The word "true" marks the lines to keep; find each one in the data and copy it.

------------

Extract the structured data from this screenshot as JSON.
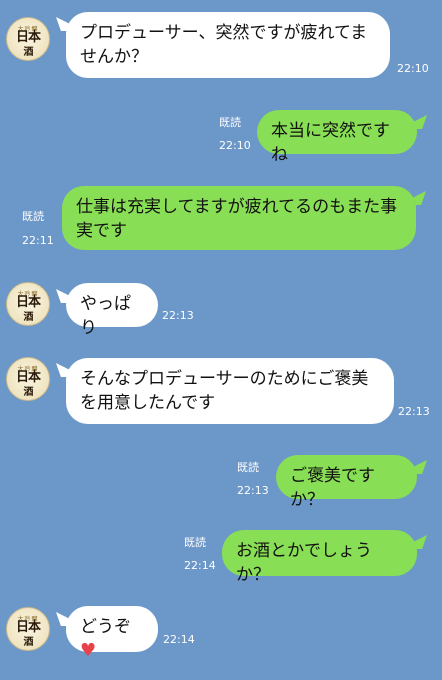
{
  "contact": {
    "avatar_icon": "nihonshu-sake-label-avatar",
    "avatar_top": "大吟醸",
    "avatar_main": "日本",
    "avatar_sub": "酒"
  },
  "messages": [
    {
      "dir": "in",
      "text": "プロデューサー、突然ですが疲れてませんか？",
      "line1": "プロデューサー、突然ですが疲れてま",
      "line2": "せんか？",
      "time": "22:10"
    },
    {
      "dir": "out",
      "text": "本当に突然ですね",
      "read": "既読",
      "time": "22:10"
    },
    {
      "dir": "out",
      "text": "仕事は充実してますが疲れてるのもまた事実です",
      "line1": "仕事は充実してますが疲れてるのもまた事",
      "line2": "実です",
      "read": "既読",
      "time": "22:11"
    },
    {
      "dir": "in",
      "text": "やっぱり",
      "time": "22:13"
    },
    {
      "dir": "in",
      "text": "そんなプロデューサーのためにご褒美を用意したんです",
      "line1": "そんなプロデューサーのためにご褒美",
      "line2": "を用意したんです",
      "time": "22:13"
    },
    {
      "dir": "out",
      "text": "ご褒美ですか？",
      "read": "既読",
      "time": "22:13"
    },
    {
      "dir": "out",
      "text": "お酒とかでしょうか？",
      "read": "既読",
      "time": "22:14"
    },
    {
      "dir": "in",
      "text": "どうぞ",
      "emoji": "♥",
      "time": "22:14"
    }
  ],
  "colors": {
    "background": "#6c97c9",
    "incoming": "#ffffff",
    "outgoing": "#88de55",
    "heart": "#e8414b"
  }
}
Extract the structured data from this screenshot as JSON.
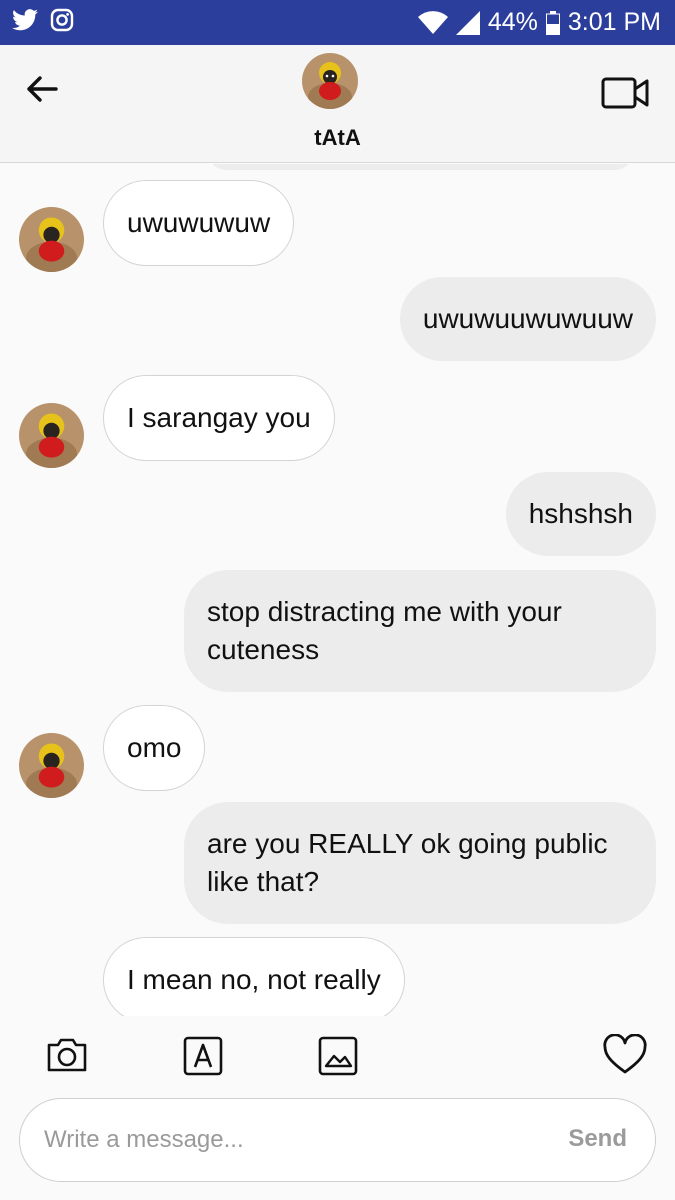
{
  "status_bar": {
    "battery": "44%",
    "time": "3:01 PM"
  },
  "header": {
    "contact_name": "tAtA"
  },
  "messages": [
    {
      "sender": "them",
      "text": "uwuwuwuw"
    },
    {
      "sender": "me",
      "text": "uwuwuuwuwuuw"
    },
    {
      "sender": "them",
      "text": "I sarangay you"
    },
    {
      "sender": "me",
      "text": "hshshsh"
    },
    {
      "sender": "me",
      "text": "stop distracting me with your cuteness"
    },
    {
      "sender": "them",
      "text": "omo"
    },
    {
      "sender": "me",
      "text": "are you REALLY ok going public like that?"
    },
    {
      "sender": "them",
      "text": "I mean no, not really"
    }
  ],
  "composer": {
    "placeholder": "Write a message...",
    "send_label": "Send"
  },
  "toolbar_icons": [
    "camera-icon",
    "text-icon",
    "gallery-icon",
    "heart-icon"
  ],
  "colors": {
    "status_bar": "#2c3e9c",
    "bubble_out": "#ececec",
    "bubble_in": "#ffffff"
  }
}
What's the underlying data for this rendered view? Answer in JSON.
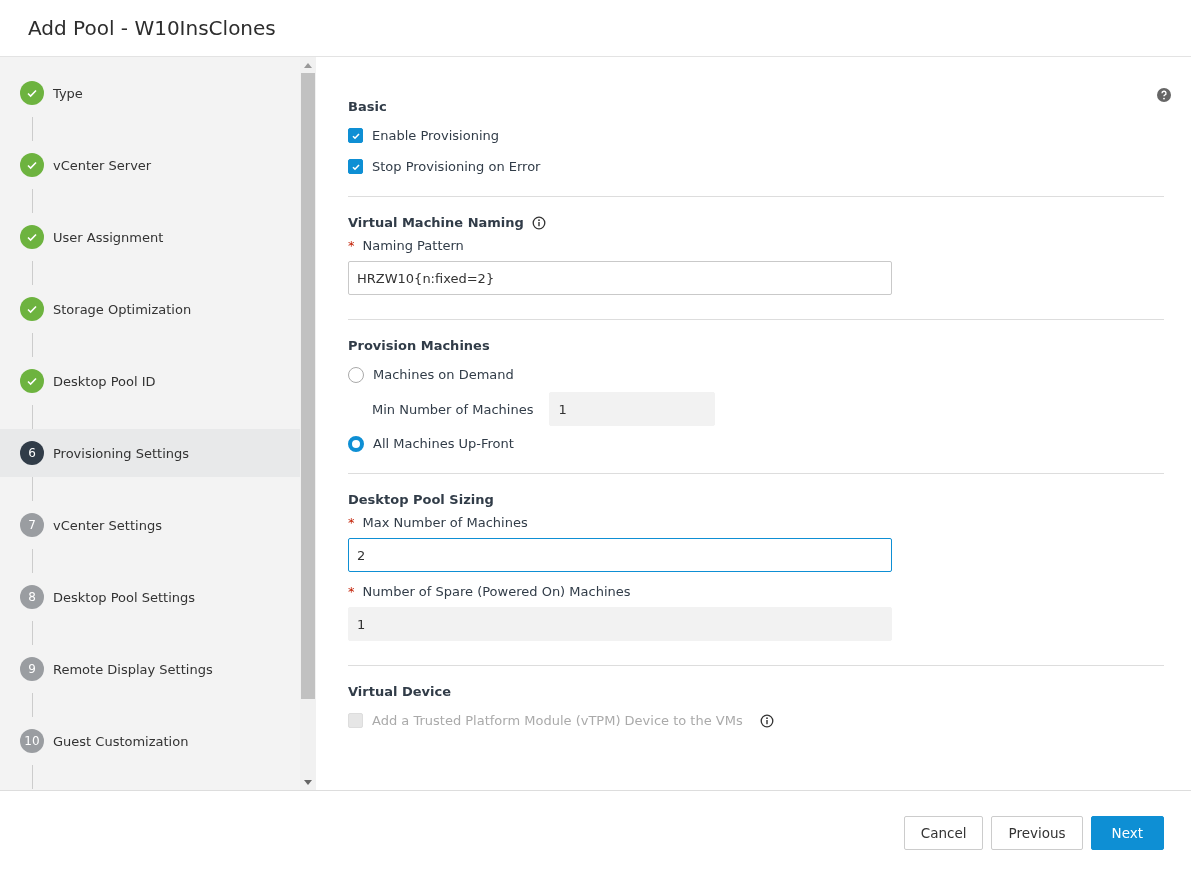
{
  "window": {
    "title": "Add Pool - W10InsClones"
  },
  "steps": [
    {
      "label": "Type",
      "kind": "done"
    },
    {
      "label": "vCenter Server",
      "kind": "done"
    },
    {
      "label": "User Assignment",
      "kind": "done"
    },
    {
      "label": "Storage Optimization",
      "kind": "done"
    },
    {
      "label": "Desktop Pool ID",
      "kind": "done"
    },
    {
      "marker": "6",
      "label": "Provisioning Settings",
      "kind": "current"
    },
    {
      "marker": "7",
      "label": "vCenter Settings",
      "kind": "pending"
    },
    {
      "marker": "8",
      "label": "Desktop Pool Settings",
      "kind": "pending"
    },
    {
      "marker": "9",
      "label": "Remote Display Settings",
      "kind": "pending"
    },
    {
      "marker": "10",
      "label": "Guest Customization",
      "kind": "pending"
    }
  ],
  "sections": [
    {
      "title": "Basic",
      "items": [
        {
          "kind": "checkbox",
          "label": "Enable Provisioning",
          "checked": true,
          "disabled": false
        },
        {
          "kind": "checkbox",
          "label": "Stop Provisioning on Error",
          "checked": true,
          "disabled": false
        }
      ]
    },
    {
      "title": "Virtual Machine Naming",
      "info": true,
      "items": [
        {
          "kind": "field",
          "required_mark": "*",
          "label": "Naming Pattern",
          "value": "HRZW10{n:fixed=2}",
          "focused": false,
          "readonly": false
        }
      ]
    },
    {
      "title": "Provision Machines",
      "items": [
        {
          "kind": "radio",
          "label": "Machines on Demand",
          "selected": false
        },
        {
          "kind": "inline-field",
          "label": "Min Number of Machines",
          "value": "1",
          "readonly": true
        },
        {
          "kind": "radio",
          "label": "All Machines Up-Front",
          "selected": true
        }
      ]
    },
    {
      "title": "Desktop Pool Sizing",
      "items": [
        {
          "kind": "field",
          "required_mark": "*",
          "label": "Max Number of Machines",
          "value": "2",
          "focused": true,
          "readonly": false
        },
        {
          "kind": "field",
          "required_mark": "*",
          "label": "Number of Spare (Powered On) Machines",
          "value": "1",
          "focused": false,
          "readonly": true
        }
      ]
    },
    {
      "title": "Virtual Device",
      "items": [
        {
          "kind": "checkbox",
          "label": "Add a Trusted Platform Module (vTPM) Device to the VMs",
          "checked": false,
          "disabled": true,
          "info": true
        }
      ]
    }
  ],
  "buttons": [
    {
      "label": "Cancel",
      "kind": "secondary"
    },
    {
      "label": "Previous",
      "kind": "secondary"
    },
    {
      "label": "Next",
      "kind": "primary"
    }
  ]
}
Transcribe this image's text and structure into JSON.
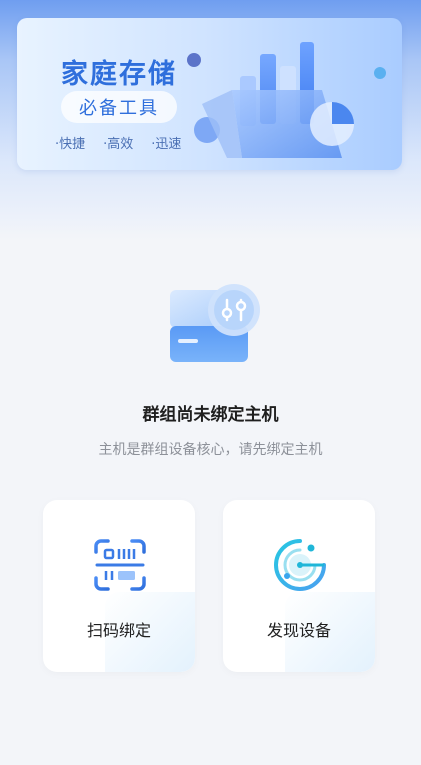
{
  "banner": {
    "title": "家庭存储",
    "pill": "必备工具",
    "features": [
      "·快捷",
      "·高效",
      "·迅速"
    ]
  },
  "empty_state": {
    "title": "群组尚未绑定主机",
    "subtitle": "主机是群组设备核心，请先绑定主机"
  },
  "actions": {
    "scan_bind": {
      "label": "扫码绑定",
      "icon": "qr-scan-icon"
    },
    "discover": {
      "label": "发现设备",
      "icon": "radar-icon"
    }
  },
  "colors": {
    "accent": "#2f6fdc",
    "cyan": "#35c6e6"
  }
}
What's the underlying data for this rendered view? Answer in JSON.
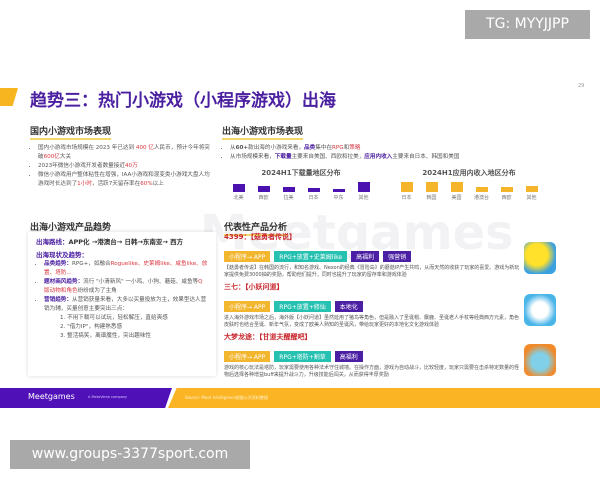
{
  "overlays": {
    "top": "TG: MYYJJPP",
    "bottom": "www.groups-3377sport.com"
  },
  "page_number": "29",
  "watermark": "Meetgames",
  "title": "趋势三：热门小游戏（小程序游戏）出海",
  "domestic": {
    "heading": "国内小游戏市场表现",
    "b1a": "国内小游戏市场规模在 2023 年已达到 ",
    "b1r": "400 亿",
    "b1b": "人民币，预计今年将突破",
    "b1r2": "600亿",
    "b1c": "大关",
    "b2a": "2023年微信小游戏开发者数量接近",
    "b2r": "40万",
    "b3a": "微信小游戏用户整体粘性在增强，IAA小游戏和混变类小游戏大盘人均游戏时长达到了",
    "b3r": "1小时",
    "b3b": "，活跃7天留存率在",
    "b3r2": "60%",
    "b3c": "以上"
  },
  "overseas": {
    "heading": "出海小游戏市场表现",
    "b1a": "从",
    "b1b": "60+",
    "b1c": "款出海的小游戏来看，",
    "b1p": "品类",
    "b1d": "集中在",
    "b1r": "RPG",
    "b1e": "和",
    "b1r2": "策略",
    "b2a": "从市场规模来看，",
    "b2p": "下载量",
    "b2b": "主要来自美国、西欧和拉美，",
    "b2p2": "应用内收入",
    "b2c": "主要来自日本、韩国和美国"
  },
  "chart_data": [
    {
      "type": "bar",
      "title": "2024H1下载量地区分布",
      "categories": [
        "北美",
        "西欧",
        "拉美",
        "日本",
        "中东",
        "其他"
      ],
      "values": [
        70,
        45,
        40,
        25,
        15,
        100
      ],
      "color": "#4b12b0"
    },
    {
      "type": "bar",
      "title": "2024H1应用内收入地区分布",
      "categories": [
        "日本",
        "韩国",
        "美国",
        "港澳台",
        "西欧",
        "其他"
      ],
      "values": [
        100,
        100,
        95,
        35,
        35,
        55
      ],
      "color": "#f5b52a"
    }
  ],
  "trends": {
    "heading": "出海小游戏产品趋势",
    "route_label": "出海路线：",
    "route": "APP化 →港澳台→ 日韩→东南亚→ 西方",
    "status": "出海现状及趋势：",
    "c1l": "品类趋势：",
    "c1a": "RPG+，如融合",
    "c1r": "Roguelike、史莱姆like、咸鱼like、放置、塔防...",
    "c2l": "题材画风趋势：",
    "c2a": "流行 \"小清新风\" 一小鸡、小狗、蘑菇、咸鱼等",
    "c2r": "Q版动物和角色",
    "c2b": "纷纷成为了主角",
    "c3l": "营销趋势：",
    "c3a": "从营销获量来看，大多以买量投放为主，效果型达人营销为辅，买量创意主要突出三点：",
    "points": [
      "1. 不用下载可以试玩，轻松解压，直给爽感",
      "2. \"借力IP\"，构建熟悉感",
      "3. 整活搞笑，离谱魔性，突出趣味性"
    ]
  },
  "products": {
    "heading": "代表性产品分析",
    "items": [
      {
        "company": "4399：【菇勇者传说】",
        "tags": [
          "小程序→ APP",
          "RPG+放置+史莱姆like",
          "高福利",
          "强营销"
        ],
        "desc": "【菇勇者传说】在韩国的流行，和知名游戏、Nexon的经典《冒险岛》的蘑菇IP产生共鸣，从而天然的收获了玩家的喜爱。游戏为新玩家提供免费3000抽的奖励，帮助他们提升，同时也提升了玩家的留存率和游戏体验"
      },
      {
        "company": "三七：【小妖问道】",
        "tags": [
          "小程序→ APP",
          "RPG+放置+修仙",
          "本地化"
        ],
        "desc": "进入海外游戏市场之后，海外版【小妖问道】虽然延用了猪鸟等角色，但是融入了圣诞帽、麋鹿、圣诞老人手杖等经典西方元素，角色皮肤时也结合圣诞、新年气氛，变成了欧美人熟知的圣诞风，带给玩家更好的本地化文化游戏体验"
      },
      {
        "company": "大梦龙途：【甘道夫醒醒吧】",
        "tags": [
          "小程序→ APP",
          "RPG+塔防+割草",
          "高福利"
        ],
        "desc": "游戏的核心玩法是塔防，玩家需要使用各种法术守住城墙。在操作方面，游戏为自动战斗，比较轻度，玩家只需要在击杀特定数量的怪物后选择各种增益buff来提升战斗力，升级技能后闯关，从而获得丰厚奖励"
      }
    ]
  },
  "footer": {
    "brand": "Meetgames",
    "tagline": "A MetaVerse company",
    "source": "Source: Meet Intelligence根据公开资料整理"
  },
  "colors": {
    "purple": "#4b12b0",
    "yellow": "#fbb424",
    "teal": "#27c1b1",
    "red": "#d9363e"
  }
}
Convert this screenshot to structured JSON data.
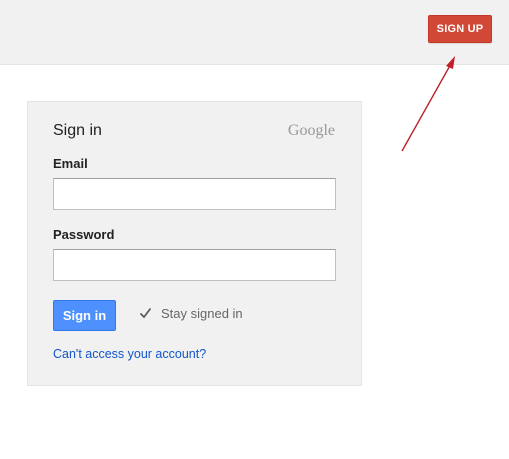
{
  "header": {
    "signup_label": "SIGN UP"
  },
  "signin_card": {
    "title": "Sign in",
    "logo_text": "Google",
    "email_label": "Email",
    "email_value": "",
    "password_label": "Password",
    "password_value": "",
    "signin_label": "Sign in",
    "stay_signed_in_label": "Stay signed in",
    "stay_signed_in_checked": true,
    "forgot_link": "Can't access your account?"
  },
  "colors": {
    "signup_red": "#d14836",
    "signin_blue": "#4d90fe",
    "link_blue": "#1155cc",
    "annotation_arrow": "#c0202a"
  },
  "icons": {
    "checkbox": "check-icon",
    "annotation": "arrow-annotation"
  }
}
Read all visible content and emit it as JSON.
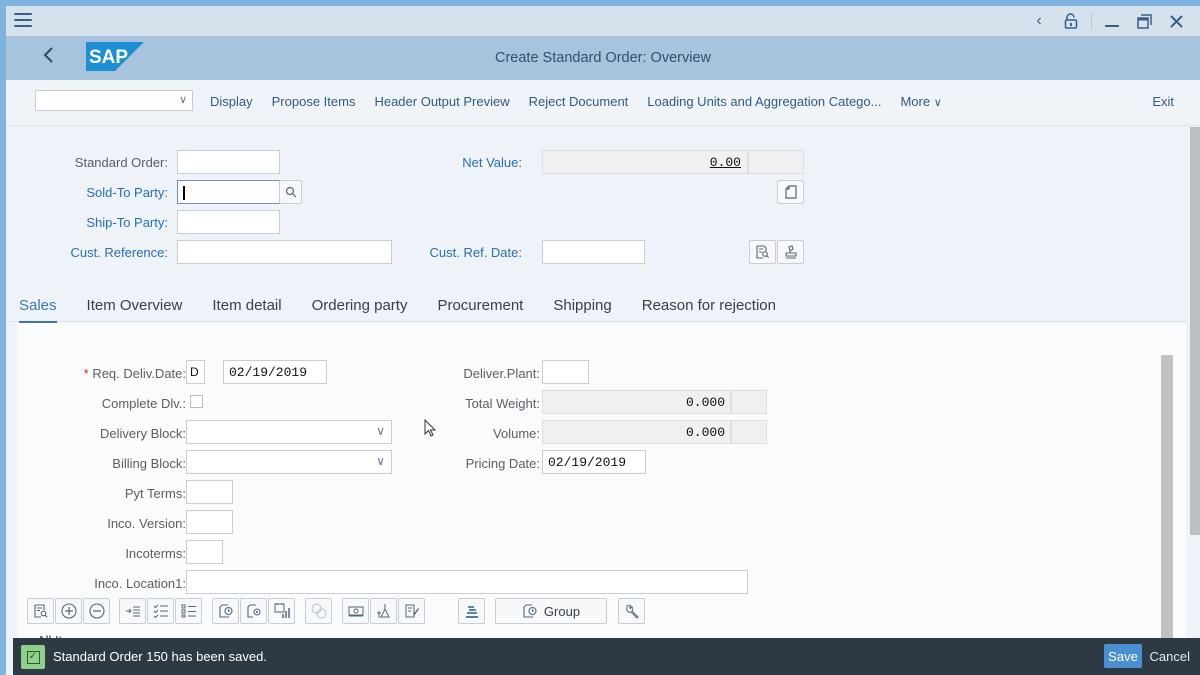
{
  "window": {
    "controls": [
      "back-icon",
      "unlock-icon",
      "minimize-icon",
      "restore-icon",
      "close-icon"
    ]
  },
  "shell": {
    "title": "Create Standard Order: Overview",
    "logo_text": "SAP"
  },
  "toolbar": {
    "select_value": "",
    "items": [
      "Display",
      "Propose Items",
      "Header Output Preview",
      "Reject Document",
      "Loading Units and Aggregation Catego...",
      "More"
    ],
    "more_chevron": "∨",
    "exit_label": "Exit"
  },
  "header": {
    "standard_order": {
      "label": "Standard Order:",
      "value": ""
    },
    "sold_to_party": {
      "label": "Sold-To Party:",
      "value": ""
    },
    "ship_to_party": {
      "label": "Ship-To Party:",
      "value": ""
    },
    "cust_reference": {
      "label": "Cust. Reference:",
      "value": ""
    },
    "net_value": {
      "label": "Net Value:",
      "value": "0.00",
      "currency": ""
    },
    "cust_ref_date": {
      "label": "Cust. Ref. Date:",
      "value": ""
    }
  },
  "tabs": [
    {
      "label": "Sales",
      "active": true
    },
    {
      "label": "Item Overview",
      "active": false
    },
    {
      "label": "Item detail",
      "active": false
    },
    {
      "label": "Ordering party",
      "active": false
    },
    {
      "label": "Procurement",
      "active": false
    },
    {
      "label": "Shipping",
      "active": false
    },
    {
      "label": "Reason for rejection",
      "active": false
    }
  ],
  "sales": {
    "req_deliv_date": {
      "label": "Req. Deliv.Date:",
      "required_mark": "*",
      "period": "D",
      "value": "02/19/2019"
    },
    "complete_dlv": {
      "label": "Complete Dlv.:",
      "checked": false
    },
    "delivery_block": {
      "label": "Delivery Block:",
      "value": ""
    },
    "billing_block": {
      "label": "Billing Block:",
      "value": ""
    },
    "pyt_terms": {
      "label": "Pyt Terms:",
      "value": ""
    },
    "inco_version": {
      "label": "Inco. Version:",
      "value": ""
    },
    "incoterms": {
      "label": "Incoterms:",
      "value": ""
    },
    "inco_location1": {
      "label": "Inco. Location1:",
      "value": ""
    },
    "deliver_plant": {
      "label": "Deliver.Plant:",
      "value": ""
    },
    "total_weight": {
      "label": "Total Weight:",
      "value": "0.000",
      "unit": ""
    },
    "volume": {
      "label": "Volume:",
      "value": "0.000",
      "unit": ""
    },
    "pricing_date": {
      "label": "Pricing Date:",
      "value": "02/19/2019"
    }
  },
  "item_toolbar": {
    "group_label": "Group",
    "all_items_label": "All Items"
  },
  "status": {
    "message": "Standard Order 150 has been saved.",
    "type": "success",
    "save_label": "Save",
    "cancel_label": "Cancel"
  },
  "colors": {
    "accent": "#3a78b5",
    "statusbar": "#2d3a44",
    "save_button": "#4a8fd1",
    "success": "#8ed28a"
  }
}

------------

* _RESULT FOR THIS EXERCISE_
          "checked": true,
          "checked": true,
      "info": true,
          "readonly": true
          "selected": true
          "focused": true,
          "readonly": true
          "disabled": true,
          "info": true
    "stay_signed_in_checked": true,
      "active": true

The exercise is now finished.